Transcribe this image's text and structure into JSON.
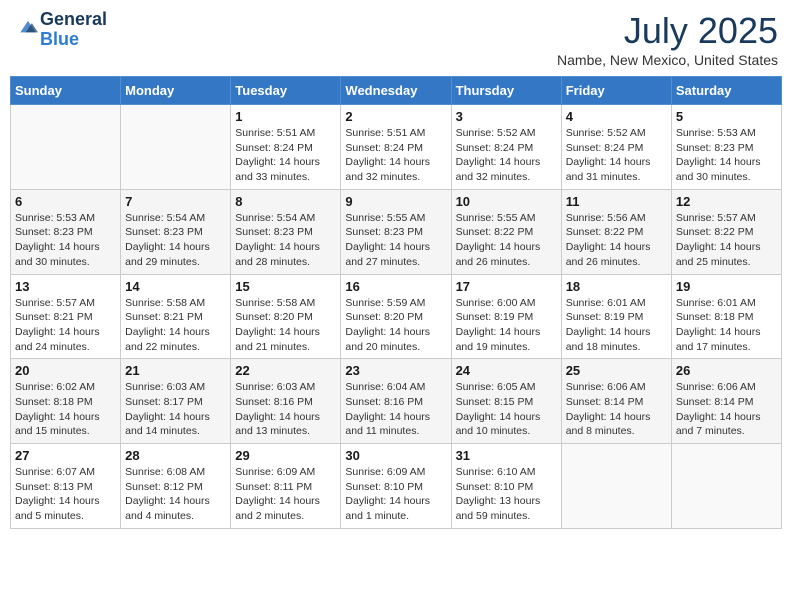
{
  "header": {
    "logo_general": "General",
    "logo_blue": "Blue",
    "month_title": "July 2025",
    "location": "Nambe, New Mexico, United States"
  },
  "days_of_week": [
    "Sunday",
    "Monday",
    "Tuesday",
    "Wednesday",
    "Thursday",
    "Friday",
    "Saturday"
  ],
  "weeks": [
    [
      {
        "day": "",
        "info": ""
      },
      {
        "day": "",
        "info": ""
      },
      {
        "day": "1",
        "info": "Sunrise: 5:51 AM\nSunset: 8:24 PM\nDaylight: 14 hours and 33 minutes."
      },
      {
        "day": "2",
        "info": "Sunrise: 5:51 AM\nSunset: 8:24 PM\nDaylight: 14 hours and 32 minutes."
      },
      {
        "day": "3",
        "info": "Sunrise: 5:52 AM\nSunset: 8:24 PM\nDaylight: 14 hours and 32 minutes."
      },
      {
        "day": "4",
        "info": "Sunrise: 5:52 AM\nSunset: 8:24 PM\nDaylight: 14 hours and 31 minutes."
      },
      {
        "day": "5",
        "info": "Sunrise: 5:53 AM\nSunset: 8:23 PM\nDaylight: 14 hours and 30 minutes."
      }
    ],
    [
      {
        "day": "6",
        "info": "Sunrise: 5:53 AM\nSunset: 8:23 PM\nDaylight: 14 hours and 30 minutes."
      },
      {
        "day": "7",
        "info": "Sunrise: 5:54 AM\nSunset: 8:23 PM\nDaylight: 14 hours and 29 minutes."
      },
      {
        "day": "8",
        "info": "Sunrise: 5:54 AM\nSunset: 8:23 PM\nDaylight: 14 hours and 28 minutes."
      },
      {
        "day": "9",
        "info": "Sunrise: 5:55 AM\nSunset: 8:23 PM\nDaylight: 14 hours and 27 minutes."
      },
      {
        "day": "10",
        "info": "Sunrise: 5:55 AM\nSunset: 8:22 PM\nDaylight: 14 hours and 26 minutes."
      },
      {
        "day": "11",
        "info": "Sunrise: 5:56 AM\nSunset: 8:22 PM\nDaylight: 14 hours and 26 minutes."
      },
      {
        "day": "12",
        "info": "Sunrise: 5:57 AM\nSunset: 8:22 PM\nDaylight: 14 hours and 25 minutes."
      }
    ],
    [
      {
        "day": "13",
        "info": "Sunrise: 5:57 AM\nSunset: 8:21 PM\nDaylight: 14 hours and 24 minutes."
      },
      {
        "day": "14",
        "info": "Sunrise: 5:58 AM\nSunset: 8:21 PM\nDaylight: 14 hours and 22 minutes."
      },
      {
        "day": "15",
        "info": "Sunrise: 5:58 AM\nSunset: 8:20 PM\nDaylight: 14 hours and 21 minutes."
      },
      {
        "day": "16",
        "info": "Sunrise: 5:59 AM\nSunset: 8:20 PM\nDaylight: 14 hours and 20 minutes."
      },
      {
        "day": "17",
        "info": "Sunrise: 6:00 AM\nSunset: 8:19 PM\nDaylight: 14 hours and 19 minutes."
      },
      {
        "day": "18",
        "info": "Sunrise: 6:01 AM\nSunset: 8:19 PM\nDaylight: 14 hours and 18 minutes."
      },
      {
        "day": "19",
        "info": "Sunrise: 6:01 AM\nSunset: 8:18 PM\nDaylight: 14 hours and 17 minutes."
      }
    ],
    [
      {
        "day": "20",
        "info": "Sunrise: 6:02 AM\nSunset: 8:18 PM\nDaylight: 14 hours and 15 minutes."
      },
      {
        "day": "21",
        "info": "Sunrise: 6:03 AM\nSunset: 8:17 PM\nDaylight: 14 hours and 14 minutes."
      },
      {
        "day": "22",
        "info": "Sunrise: 6:03 AM\nSunset: 8:16 PM\nDaylight: 14 hours and 13 minutes."
      },
      {
        "day": "23",
        "info": "Sunrise: 6:04 AM\nSunset: 8:16 PM\nDaylight: 14 hours and 11 minutes."
      },
      {
        "day": "24",
        "info": "Sunrise: 6:05 AM\nSunset: 8:15 PM\nDaylight: 14 hours and 10 minutes."
      },
      {
        "day": "25",
        "info": "Sunrise: 6:06 AM\nSunset: 8:14 PM\nDaylight: 14 hours and 8 minutes."
      },
      {
        "day": "26",
        "info": "Sunrise: 6:06 AM\nSunset: 8:14 PM\nDaylight: 14 hours and 7 minutes."
      }
    ],
    [
      {
        "day": "27",
        "info": "Sunrise: 6:07 AM\nSunset: 8:13 PM\nDaylight: 14 hours and 5 minutes."
      },
      {
        "day": "28",
        "info": "Sunrise: 6:08 AM\nSunset: 8:12 PM\nDaylight: 14 hours and 4 minutes."
      },
      {
        "day": "29",
        "info": "Sunrise: 6:09 AM\nSunset: 8:11 PM\nDaylight: 14 hours and 2 minutes."
      },
      {
        "day": "30",
        "info": "Sunrise: 6:09 AM\nSunset: 8:10 PM\nDaylight: 14 hours and 1 minute."
      },
      {
        "day": "31",
        "info": "Sunrise: 6:10 AM\nSunset: 8:10 PM\nDaylight: 13 hours and 59 minutes."
      },
      {
        "day": "",
        "info": ""
      },
      {
        "day": "",
        "info": ""
      }
    ]
  ]
}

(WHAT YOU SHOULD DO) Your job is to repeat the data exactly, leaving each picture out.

(PROBLEM SOLUTION)
Transcribe this image's text and structure into JSON.
{
  "header": {
    "logo_general": "General",
    "logo_blue": "Blue",
    "month_title": "July 2025",
    "location": "Nambe, New Mexico, United States"
  },
  "days_of_week": [
    "Sunday",
    "Monday",
    "Tuesday",
    "Wednesday",
    "Thursday",
    "Friday",
    "Saturday"
  ],
  "weeks": [
    [
      {
        "day": "",
        "info": ""
      },
      {
        "day": "",
        "info": ""
      },
      {
        "day": "1",
        "info": "Sunrise: 5:51 AM\nSunset: 8:24 PM\nDaylight: 14 hours and 33 minutes."
      },
      {
        "day": "2",
        "info": "Sunrise: 5:51 AM\nSunset: 8:24 PM\nDaylight: 14 hours and 32 minutes."
      },
      {
        "day": "3",
        "info": "Sunrise: 5:52 AM\nSunset: 8:24 PM\nDaylight: 14 hours and 32 minutes."
      },
      {
        "day": "4",
        "info": "Sunrise: 5:52 AM\nSunset: 8:24 PM\nDaylight: 14 hours and 31 minutes."
      },
      {
        "day": "5",
        "info": "Sunrise: 5:53 AM\nSunset: 8:23 PM\nDaylight: 14 hours and 30 minutes."
      }
    ],
    [
      {
        "day": "6",
        "info": "Sunrise: 5:53 AM\nSunset: 8:23 PM\nDaylight: 14 hours and 30 minutes."
      },
      {
        "day": "7",
        "info": "Sunrise: 5:54 AM\nSunset: 8:23 PM\nDaylight: 14 hours and 29 minutes."
      },
      {
        "day": "8",
        "info": "Sunrise: 5:54 AM\nSunset: 8:23 PM\nDaylight: 14 hours and 28 minutes."
      },
      {
        "day": "9",
        "info": "Sunrise: 5:55 AM\nSunset: 8:23 PM\nDaylight: 14 hours and 27 minutes."
      },
      {
        "day": "10",
        "info": "Sunrise: 5:55 AM\nSunset: 8:22 PM\nDaylight: 14 hours and 26 minutes."
      },
      {
        "day": "11",
        "info": "Sunrise: 5:56 AM\nSunset: 8:22 PM\nDaylight: 14 hours and 26 minutes."
      },
      {
        "day": "12",
        "info": "Sunrise: 5:57 AM\nSunset: 8:22 PM\nDaylight: 14 hours and 25 minutes."
      }
    ],
    [
      {
        "day": "13",
        "info": "Sunrise: 5:57 AM\nSunset: 8:21 PM\nDaylight: 14 hours and 24 minutes."
      },
      {
        "day": "14",
        "info": "Sunrise: 5:58 AM\nSunset: 8:21 PM\nDaylight: 14 hours and 22 minutes."
      },
      {
        "day": "15",
        "info": "Sunrise: 5:58 AM\nSunset: 8:20 PM\nDaylight: 14 hours and 21 minutes."
      },
      {
        "day": "16",
        "info": "Sunrise: 5:59 AM\nSunset: 8:20 PM\nDaylight: 14 hours and 20 minutes."
      },
      {
        "day": "17",
        "info": "Sunrise: 6:00 AM\nSunset: 8:19 PM\nDaylight: 14 hours and 19 minutes."
      },
      {
        "day": "18",
        "info": "Sunrise: 6:01 AM\nSunset: 8:19 PM\nDaylight: 14 hours and 18 minutes."
      },
      {
        "day": "19",
        "info": "Sunrise: 6:01 AM\nSunset: 8:18 PM\nDaylight: 14 hours and 17 minutes."
      }
    ],
    [
      {
        "day": "20",
        "info": "Sunrise: 6:02 AM\nSunset: 8:18 PM\nDaylight: 14 hours and 15 minutes."
      },
      {
        "day": "21",
        "info": "Sunrise: 6:03 AM\nSunset: 8:17 PM\nDaylight: 14 hours and 14 minutes."
      },
      {
        "day": "22",
        "info": "Sunrise: 6:03 AM\nSunset: 8:16 PM\nDaylight: 14 hours and 13 minutes."
      },
      {
        "day": "23",
        "info": "Sunrise: 6:04 AM\nSunset: 8:16 PM\nDaylight: 14 hours and 11 minutes."
      },
      {
        "day": "24",
        "info": "Sunrise: 6:05 AM\nSunset: 8:15 PM\nDaylight: 14 hours and 10 minutes."
      },
      {
        "day": "25",
        "info": "Sunrise: 6:06 AM\nSunset: 8:14 PM\nDaylight: 14 hours and 8 minutes."
      },
      {
        "day": "26",
        "info": "Sunrise: 6:06 AM\nSunset: 8:14 PM\nDaylight: 14 hours and 7 minutes."
      }
    ],
    [
      {
        "day": "27",
        "info": "Sunrise: 6:07 AM\nSunset: 8:13 PM\nDaylight: 14 hours and 5 minutes."
      },
      {
        "day": "28",
        "info": "Sunrise: 6:08 AM\nSunset: 8:12 PM\nDaylight: 14 hours and 4 minutes."
      },
      {
        "day": "29",
        "info": "Sunrise: 6:09 AM\nSunset: 8:11 PM\nDaylight: 14 hours and 2 minutes."
      },
      {
        "day": "30",
        "info": "Sunrise: 6:09 AM\nSunset: 8:10 PM\nDaylight: 14 hours and 1 minute."
      },
      {
        "day": "31",
        "info": "Sunrise: 6:10 AM\nSunset: 8:10 PM\nDaylight: 13 hours and 59 minutes."
      },
      {
        "day": "",
        "info": ""
      },
      {
        "day": "",
        "info": ""
      }
    ]
  ]
}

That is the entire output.